- _Activity_: If a line in the entries includes "extreme", show that line.

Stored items

* * *

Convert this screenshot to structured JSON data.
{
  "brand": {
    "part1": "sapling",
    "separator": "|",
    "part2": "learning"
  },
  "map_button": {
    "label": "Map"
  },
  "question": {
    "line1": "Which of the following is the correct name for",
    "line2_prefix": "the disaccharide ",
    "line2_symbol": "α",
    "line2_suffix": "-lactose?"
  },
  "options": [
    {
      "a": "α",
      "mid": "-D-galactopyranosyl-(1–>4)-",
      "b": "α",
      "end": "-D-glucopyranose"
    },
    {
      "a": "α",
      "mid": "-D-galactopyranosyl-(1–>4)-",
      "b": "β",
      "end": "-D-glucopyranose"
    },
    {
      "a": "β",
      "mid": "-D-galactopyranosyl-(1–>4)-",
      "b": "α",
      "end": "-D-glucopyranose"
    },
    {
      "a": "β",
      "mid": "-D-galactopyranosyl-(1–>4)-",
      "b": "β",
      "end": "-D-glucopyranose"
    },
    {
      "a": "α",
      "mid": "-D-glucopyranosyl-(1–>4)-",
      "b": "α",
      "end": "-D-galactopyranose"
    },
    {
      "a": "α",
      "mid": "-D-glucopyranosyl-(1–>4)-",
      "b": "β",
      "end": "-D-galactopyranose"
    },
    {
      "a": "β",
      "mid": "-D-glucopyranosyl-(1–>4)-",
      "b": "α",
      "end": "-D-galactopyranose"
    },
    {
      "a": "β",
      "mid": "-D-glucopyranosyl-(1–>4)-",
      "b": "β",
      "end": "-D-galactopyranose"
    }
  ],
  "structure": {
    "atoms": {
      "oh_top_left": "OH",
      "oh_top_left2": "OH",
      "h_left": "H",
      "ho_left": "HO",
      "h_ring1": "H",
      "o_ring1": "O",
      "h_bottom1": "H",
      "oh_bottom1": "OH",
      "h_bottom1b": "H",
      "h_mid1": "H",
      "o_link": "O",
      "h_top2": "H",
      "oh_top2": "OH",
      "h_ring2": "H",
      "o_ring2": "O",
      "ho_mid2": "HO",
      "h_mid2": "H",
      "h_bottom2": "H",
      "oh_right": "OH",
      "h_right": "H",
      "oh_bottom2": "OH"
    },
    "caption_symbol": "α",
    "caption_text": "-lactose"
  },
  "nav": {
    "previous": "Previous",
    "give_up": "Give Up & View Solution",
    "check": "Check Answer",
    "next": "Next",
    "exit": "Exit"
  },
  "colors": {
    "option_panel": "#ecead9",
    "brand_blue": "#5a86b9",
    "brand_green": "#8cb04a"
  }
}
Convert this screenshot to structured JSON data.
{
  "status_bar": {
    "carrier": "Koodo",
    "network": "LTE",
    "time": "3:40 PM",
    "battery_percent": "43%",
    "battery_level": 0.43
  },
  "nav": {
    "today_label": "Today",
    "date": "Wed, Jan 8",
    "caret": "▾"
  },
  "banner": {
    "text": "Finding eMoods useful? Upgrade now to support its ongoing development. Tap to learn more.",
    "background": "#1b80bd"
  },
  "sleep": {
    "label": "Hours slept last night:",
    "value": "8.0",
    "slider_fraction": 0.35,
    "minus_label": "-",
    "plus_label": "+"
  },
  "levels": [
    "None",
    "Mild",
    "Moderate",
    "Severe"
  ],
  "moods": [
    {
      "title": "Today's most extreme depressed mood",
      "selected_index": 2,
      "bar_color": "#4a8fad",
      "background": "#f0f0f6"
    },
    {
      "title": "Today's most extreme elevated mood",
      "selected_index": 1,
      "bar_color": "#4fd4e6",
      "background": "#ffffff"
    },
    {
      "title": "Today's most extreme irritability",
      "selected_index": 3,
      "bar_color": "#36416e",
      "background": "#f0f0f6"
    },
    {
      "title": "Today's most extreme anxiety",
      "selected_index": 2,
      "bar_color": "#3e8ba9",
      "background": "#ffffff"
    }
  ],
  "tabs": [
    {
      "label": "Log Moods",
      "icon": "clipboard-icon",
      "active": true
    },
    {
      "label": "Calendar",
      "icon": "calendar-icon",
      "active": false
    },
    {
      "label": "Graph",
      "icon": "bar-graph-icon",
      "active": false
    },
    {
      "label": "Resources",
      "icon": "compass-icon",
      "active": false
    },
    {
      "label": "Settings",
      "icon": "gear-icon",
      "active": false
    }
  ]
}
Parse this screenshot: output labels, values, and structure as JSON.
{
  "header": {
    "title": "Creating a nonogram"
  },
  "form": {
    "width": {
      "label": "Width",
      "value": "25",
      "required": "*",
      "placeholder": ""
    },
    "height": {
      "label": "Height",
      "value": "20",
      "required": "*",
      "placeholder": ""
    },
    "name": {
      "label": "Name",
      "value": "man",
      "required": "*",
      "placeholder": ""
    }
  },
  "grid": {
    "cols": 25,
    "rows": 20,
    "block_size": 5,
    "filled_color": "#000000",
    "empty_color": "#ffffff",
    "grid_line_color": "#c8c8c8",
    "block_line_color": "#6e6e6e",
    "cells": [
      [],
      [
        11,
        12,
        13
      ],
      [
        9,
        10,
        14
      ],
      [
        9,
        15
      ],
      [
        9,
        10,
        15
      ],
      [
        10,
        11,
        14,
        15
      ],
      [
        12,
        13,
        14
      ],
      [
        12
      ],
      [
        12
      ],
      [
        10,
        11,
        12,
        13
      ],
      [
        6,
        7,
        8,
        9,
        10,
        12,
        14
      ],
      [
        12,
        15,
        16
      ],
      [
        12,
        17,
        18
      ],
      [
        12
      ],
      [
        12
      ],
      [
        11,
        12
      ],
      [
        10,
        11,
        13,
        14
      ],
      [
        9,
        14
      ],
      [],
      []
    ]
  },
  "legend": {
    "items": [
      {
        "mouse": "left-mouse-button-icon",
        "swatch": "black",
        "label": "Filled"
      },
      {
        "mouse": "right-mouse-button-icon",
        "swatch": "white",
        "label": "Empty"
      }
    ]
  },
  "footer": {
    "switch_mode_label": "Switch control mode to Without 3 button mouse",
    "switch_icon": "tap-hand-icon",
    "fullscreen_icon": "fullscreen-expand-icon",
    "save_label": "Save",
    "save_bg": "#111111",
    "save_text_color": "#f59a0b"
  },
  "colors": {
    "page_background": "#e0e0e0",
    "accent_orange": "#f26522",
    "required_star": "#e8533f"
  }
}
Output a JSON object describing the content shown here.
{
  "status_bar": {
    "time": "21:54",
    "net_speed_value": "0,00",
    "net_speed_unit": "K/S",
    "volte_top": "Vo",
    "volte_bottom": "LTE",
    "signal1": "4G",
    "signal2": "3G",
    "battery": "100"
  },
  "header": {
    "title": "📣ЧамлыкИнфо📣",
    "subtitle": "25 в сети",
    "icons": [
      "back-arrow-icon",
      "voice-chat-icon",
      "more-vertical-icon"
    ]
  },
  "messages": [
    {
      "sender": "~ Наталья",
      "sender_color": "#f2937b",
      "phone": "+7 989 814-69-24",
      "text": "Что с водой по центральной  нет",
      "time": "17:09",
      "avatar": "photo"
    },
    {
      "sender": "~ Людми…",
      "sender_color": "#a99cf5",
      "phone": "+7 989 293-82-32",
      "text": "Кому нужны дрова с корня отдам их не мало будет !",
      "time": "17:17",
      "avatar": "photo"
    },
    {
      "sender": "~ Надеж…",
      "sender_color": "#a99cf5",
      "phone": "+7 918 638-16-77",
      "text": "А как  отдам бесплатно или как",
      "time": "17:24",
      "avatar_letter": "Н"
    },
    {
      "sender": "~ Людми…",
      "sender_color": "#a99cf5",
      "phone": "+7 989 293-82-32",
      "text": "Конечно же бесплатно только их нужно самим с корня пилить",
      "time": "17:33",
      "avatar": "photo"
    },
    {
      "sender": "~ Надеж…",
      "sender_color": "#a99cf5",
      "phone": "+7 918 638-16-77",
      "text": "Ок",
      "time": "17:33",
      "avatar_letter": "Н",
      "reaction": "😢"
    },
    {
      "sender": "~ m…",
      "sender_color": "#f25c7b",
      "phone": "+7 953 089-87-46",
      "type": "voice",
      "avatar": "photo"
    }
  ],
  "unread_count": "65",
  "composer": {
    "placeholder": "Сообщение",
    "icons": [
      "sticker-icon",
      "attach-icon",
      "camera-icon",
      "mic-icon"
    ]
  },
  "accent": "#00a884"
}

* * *

- _Your solution_:
      "title": "Today's most extreme depressed mood",
      "title": "Today's most extreme elevated mood",
      "title": "Today's most extreme irritability",
      "title": "Today's most extreme anxiety",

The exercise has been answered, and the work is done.